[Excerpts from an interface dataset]

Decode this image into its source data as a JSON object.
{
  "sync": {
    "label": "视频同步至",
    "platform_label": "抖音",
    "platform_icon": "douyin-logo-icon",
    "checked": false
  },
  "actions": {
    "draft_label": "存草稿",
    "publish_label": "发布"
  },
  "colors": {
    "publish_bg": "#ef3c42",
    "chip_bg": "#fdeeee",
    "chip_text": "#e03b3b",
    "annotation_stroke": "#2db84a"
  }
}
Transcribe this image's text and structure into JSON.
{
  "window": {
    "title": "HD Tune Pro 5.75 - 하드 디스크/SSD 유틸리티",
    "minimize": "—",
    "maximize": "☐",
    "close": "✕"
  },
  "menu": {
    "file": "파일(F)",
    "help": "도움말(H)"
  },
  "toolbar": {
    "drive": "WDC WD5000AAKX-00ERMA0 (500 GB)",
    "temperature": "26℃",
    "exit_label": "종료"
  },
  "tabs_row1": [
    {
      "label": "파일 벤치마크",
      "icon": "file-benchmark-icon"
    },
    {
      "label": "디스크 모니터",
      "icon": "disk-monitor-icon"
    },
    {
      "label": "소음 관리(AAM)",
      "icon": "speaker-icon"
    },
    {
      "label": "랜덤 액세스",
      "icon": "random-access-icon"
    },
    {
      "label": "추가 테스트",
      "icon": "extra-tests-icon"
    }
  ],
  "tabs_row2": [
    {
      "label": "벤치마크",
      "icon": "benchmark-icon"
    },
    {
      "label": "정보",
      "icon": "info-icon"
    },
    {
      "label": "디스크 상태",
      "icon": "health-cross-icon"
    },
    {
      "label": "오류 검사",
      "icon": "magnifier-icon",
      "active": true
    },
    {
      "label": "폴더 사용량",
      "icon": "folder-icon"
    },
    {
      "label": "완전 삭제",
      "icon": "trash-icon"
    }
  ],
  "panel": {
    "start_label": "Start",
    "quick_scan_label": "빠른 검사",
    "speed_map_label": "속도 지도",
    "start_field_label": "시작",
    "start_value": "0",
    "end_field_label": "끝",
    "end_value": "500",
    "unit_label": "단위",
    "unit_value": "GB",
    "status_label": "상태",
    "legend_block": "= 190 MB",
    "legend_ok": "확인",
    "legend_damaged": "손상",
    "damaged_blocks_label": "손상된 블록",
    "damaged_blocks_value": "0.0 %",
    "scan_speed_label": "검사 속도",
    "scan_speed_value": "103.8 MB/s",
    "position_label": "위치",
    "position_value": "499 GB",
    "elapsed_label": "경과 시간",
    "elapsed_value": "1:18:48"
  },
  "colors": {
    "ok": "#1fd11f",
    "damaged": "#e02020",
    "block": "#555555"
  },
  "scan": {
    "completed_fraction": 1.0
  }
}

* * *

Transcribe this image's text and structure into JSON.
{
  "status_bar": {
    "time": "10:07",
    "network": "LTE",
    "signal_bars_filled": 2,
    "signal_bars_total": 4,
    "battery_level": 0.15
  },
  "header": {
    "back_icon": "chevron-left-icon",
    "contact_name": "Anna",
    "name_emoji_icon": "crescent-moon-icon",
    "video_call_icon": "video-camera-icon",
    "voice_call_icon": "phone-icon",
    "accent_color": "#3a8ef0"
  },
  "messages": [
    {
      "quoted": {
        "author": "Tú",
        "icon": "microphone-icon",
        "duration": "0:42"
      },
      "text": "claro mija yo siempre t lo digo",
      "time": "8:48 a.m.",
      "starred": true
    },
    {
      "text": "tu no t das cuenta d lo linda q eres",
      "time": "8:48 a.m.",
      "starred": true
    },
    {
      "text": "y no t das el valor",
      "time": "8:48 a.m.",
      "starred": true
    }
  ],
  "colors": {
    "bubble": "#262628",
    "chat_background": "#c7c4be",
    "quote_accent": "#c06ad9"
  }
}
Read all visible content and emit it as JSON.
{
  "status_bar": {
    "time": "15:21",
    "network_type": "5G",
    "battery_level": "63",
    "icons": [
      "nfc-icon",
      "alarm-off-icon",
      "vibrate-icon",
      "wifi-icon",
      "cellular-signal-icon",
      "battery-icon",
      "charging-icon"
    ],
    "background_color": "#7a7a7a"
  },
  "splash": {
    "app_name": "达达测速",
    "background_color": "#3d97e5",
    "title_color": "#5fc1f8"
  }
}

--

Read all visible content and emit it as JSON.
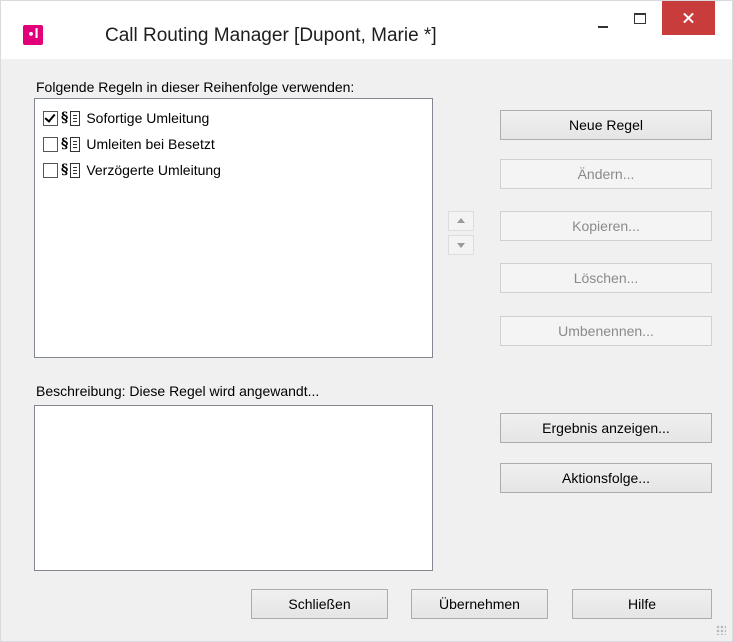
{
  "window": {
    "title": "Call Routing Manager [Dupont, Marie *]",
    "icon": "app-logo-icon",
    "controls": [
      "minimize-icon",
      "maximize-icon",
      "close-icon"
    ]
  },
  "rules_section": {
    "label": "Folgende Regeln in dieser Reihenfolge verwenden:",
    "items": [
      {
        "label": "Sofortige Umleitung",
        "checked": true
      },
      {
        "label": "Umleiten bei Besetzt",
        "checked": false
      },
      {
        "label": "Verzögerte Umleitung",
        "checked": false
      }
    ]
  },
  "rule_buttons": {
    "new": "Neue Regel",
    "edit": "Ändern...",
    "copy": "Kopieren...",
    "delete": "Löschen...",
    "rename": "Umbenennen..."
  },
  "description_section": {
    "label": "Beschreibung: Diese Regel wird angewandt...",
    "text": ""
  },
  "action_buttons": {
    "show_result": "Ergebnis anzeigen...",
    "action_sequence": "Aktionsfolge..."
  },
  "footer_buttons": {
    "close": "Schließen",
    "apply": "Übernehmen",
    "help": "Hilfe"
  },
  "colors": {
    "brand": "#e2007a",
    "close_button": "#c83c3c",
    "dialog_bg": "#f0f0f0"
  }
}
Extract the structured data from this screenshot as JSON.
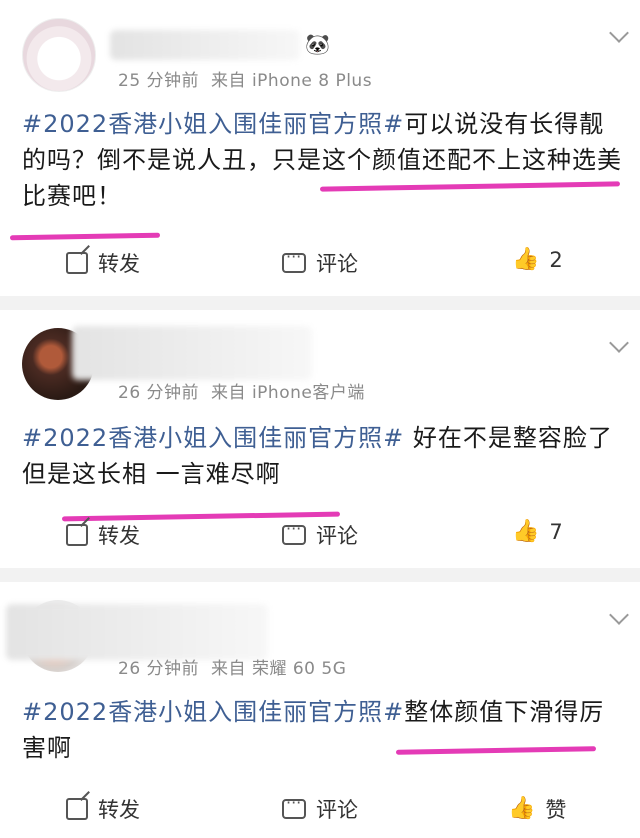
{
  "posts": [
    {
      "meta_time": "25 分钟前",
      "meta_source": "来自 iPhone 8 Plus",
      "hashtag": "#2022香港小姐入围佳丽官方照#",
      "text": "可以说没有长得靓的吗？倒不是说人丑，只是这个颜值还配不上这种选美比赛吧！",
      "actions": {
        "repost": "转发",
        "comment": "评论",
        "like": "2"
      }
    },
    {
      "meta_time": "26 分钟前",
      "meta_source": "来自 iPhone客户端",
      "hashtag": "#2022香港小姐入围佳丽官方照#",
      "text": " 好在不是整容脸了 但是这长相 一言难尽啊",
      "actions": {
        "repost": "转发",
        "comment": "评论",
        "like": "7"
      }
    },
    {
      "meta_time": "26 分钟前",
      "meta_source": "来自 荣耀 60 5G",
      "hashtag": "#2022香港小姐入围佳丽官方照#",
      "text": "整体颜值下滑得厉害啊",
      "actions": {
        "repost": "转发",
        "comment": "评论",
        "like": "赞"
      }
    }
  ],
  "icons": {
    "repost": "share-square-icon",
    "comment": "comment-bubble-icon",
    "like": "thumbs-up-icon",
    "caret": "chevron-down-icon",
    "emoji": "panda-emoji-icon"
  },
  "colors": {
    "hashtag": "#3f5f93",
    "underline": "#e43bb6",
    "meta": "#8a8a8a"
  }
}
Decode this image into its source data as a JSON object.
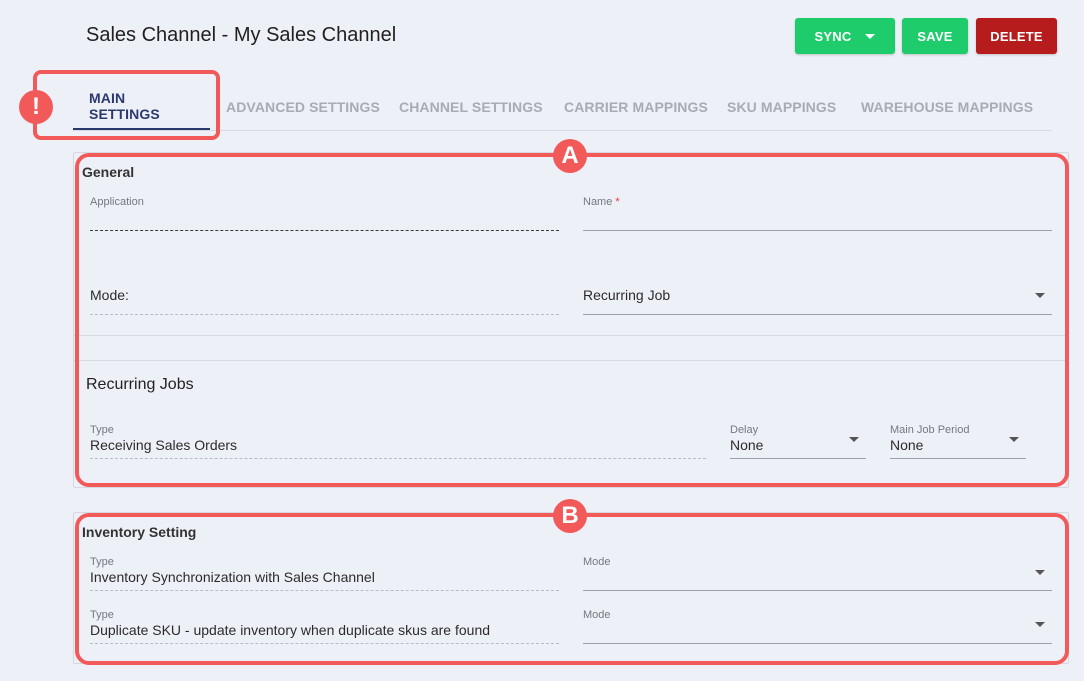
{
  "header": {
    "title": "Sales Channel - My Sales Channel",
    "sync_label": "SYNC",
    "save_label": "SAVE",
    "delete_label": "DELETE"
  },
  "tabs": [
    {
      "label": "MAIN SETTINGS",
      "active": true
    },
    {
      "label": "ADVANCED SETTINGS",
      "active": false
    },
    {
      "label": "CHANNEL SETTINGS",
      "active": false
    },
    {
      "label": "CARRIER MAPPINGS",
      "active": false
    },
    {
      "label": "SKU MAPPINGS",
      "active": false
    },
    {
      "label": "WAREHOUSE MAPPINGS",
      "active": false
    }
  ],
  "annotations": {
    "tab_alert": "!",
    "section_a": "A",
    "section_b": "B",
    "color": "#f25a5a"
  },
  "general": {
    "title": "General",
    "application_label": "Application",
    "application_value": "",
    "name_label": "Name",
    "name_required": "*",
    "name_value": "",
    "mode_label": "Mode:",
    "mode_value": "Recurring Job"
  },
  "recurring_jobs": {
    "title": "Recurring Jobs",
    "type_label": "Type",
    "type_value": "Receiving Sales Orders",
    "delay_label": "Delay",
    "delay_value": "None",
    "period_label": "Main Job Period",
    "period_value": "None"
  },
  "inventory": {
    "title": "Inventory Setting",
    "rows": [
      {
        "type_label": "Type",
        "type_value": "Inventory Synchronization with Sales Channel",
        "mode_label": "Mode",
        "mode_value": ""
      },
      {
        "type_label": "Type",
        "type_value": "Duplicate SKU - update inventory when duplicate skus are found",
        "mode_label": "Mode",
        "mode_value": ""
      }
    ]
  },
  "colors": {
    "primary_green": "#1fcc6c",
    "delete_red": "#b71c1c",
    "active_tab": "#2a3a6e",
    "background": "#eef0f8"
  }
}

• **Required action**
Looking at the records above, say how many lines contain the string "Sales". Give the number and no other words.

• **Finished task**
3